CarloSimone
CarloSimone

 @erivera7  I thought you loved trolls, Eddy.  You devoted a website to them.

erivera7
erivera7 moderator

 @CarloSimone I don't mind trolling in good fun. I DO mind people bringing along blatantly biased opinions aboard this website. 

elonepb
elonepb

Yeah sounds all dandy, but severely flawed. First of all, LA is NOT accepting Hedo, Duhon & J-Rich without a commitment from Howard, which he is apparently not going to give any team by Brooklyn. Second, Orlando would be trading for a center with shaky knees who is going to become a free agent NEXT summer? So the Magic can go through this again? And then the Magic are locked up with a max (yes he's getting a max) contract for the next 5 years? And the Lakers have no draft picks to send. So while Brooklyn's might be mid-20's, so would the Lakers - except you can't even get any from them after the Nash deal.

 

So basically it's Lakers deal of max contract free agency conundrum next summer, no cap relief, and no draft picks - or - Nets give you 20PPG center with poor rebounding/defense at probably $12M a year, find a third team for Humphries, MarShon Brooks, and 3-4 mid-to-late draft first round picks. Sorry, but that's a no brainer.

JamisonA
JamisonA

 @elonepb I believe you misread the part about Hedo, Duhon and Q-Rich.  They would not be traded to LA.  We would keep them, but their contracts would come off the books in 2014 (The same time that Blake's and Metta's would if we were able to swap their contracts with J-Rich and Big Baby's).  That's the true value of the trade. We suck it up for 2 years, accepting first round playoff exits or hoping for some lottery luck (paging Pat Williams).  But there is light at the end of that tunnel.  The NJ scenario offers no light, just another 5 years of overpaid role players.

elonepb
elonepb

 @JamisonA Not sure I follow. You are saying Lakers would be a swap of bad contracts which I get. But Nets would take them away completely if they can match the salaries at the 125% mark. Which is more overpaid, Lopez at $12M over 4 or Bynum at $19M over 5 years? Plus you get draft picks in addition to your own pick (likely lottery)?

erivera7
erivera7 moderator

 @elonepb  The Nets' trade package would do nothing to help the Magic. End of story. It would lock them up in perpetual mediocrity. 
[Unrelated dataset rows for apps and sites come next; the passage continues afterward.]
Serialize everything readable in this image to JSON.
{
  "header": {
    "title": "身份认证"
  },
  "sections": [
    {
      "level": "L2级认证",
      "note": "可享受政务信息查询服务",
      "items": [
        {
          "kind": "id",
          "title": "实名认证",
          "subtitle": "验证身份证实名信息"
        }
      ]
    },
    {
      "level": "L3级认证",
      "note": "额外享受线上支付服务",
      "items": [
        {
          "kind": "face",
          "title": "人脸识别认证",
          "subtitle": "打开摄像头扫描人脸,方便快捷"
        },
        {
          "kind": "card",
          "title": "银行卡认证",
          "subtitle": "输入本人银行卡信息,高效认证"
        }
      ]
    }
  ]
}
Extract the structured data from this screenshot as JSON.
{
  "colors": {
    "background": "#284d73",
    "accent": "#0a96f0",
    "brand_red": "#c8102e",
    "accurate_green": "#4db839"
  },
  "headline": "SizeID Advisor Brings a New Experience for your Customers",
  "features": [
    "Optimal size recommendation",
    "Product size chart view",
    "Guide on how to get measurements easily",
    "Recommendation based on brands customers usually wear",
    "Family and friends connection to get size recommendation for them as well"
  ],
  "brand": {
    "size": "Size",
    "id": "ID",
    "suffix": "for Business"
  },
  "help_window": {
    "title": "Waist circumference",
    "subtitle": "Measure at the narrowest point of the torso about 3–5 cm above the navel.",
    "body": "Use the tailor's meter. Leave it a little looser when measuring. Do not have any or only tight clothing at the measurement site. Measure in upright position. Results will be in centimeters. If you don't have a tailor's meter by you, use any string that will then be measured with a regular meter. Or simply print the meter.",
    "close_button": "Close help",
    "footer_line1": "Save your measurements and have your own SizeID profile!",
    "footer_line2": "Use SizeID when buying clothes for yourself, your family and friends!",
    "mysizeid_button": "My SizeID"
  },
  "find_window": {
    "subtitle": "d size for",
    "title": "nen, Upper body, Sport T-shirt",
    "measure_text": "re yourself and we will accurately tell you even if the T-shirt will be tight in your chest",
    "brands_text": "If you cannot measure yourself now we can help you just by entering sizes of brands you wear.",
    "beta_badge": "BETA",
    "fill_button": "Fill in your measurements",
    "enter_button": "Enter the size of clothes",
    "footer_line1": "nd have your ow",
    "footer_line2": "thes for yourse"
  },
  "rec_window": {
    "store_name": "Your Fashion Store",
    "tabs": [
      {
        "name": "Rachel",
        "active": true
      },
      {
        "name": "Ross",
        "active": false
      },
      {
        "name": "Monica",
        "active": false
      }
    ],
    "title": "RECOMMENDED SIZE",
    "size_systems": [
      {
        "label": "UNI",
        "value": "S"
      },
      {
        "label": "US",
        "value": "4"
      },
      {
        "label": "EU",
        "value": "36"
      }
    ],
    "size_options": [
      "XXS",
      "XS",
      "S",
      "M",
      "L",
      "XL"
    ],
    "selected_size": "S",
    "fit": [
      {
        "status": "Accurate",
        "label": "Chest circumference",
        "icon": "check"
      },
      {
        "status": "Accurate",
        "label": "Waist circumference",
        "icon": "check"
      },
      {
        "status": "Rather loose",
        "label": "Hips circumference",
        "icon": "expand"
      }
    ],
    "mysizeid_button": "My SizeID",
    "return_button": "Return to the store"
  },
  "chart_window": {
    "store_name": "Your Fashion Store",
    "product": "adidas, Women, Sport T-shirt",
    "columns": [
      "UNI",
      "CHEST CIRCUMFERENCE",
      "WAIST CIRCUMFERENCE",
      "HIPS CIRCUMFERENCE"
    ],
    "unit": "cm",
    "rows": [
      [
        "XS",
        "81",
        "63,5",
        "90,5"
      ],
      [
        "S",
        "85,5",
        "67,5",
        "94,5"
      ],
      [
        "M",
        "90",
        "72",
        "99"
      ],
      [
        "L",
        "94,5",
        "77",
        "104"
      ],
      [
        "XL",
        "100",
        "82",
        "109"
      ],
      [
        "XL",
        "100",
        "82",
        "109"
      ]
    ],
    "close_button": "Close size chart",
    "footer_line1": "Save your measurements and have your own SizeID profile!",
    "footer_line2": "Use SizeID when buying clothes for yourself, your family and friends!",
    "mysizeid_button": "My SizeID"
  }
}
CarloSimone
CarloSimone

 @JamisonA  @elonepb Right.  There's a defined long-term plan with the Lakers trade whereas the Nets trade is more of a crapshoot towards mediocrity in the long term.  Plus, never forget that moving Dwight to the Western Conference is always preferable.

CarloSimone
CarloSimone like.author.displayName 1 Like

Great post, Sean.  I'd be very surprised if they took Baby and Richardson.  I could see Richardson because the Lakers need shooting.  Also, we obviously have to match Anderson's offer if we're getting rid of Baby but then we should do that anyways.  We'd be pretty thin at PF unless Nicholson has an amazing rookie season but then sucking isn't really an issue now because we're looking for picks.  I love the idea that we would have a clear target of 2014 for free agency and trades.  Having a clear plan is something that was missing in the Otis years.  I'm not crazy about Metta, but the timeline fits our potential 2014 plan and he'd give us perimeter D in the interim which we've been sorely lacking.

 

I say pull the trigger on this.